The  University was undergoing significant construction and the team at MacEwan received an email request to change the payment account for one of the contractors.  Unfortunately, the staff failed to verify the legitimacy of this request and MacEwan University was defrauded of $11.8 million in 2017.  Luckily for the University, much of these funds were later recovered, but it exposed a weakness in their procedures and brought them into the national spotlight for all the wrong reasons. 

Google & Facebook Scammed out $100 million

Between 2013 and 2015, a man named Rimasauskas and his team set up a fake company that impersonated Quanta Computer, who regularly did business with Facebook and Google.  They would phone their targets regularly to gather as much information about their contacts, roles, and processes as possible.  The scammers then sent phishing emails to very specific Google and Facebook employees, invoicing them for goods and services that the manufacturer had genuinely provided, directing them to deposit money into their fraudulent accounts.

Ultimately, Rimasauskas and his associates conned the two tech giants out of over $100 million – a significant sum by any measure!  The law caught up with him and he eventually pleaded guilty, had to return $50 million, and was sentenced to 5 years in jail. 

Grandparents Scammed Out of Thousands
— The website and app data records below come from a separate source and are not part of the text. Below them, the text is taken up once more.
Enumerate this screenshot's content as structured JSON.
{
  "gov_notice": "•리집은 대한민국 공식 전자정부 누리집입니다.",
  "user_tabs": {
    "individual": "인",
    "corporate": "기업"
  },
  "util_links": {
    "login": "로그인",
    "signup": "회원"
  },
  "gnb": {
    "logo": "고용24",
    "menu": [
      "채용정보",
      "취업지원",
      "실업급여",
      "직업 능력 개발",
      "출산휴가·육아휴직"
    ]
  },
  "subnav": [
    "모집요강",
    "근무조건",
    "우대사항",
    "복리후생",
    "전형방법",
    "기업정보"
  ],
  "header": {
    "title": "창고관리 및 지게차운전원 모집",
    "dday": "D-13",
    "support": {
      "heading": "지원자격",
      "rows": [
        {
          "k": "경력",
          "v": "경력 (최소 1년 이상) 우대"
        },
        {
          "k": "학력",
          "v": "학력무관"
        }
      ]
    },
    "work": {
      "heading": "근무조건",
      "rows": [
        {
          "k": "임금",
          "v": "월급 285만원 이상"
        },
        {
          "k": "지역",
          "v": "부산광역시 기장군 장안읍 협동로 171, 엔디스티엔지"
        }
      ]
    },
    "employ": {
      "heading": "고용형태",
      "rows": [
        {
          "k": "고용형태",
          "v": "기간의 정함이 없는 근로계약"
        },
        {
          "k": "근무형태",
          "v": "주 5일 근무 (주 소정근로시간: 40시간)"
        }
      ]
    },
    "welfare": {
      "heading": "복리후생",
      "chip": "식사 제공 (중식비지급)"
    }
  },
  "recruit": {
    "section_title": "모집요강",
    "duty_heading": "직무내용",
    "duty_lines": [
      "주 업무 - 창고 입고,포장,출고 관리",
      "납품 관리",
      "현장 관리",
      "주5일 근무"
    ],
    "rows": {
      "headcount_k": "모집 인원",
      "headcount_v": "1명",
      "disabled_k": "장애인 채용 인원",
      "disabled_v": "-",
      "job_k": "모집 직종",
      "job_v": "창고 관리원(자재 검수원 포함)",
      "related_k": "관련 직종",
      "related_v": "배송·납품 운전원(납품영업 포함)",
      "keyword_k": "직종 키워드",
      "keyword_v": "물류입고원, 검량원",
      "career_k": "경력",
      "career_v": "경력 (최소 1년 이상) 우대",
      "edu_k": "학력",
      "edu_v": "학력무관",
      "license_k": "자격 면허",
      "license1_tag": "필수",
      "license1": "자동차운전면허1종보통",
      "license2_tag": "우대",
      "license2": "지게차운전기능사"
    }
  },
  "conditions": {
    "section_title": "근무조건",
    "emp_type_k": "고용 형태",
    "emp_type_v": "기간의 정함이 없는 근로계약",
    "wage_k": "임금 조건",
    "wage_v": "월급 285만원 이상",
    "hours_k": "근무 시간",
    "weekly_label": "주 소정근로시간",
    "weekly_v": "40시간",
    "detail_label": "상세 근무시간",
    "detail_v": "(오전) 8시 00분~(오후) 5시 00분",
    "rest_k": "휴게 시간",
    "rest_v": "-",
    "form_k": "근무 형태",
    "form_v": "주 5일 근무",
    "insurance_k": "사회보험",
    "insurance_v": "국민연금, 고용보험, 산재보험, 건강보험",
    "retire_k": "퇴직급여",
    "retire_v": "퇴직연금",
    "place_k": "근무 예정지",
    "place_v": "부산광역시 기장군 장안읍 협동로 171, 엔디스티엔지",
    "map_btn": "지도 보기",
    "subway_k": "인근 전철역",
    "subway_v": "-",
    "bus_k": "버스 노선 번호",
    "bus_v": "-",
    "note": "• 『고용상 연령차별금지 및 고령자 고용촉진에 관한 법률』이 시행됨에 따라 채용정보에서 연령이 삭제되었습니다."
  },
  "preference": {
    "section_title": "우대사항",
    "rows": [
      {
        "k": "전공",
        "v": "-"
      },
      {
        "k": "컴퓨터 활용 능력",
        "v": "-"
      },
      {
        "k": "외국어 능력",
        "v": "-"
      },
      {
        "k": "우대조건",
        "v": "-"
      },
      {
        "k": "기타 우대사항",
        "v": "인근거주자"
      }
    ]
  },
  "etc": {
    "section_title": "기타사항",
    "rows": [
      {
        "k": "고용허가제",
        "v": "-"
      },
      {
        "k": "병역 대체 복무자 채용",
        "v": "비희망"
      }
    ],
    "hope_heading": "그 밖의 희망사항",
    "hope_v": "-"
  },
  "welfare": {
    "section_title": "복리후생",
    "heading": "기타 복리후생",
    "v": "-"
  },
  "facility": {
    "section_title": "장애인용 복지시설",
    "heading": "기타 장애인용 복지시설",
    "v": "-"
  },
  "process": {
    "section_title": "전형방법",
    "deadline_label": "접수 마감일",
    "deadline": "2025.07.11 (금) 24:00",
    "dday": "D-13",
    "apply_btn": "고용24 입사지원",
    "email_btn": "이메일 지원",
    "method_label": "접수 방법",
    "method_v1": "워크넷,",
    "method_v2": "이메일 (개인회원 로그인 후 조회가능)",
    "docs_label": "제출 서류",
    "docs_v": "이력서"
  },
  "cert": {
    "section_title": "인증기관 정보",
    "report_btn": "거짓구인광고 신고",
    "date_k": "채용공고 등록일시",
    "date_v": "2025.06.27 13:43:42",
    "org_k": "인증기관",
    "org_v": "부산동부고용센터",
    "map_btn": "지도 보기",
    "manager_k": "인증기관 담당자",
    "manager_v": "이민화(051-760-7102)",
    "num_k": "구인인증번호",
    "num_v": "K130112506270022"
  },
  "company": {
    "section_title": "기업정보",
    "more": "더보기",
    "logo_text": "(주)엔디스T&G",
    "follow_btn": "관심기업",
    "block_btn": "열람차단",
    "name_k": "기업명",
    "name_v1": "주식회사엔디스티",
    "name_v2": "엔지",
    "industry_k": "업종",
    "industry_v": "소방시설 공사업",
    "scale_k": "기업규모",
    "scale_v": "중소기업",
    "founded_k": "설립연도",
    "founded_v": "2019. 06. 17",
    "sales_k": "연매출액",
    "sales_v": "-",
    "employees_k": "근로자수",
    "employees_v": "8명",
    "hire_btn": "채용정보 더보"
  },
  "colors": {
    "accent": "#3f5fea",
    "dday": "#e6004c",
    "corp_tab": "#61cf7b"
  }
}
On a more personal note, the Edmonton Police Service have received dozens of reports of fraudulent phone calls received by area grandparents stating that the caller was a grandchild and had been arrested, or was in an accident and needed money urgently.  Unfortunately, these grandparents were duped out of thousands of dollars simply because they wanted to help a family member and didn’t have a way to verify the caller, were pressured into a bad situation, and just weren’t aware that someone would take advantage of them in this way.  These local scammers got away with at least $25,000 and we can be sure there are many more cases that weren’t reported at all.  The lesson here is to always be vigilant and verify the caller through another method.

Yes, these attacks can be scary for business owners and managers. So it is imperative that you train your staff to spot and avoid these kinds of attacks.  Working with a skilled and experienced team like Tier 3 IT Solutions can put your business on the right track to protect your information and data. If you’re ready to improve the cyber and information security in your business, visit our website or give us a call or contact us to discuss further.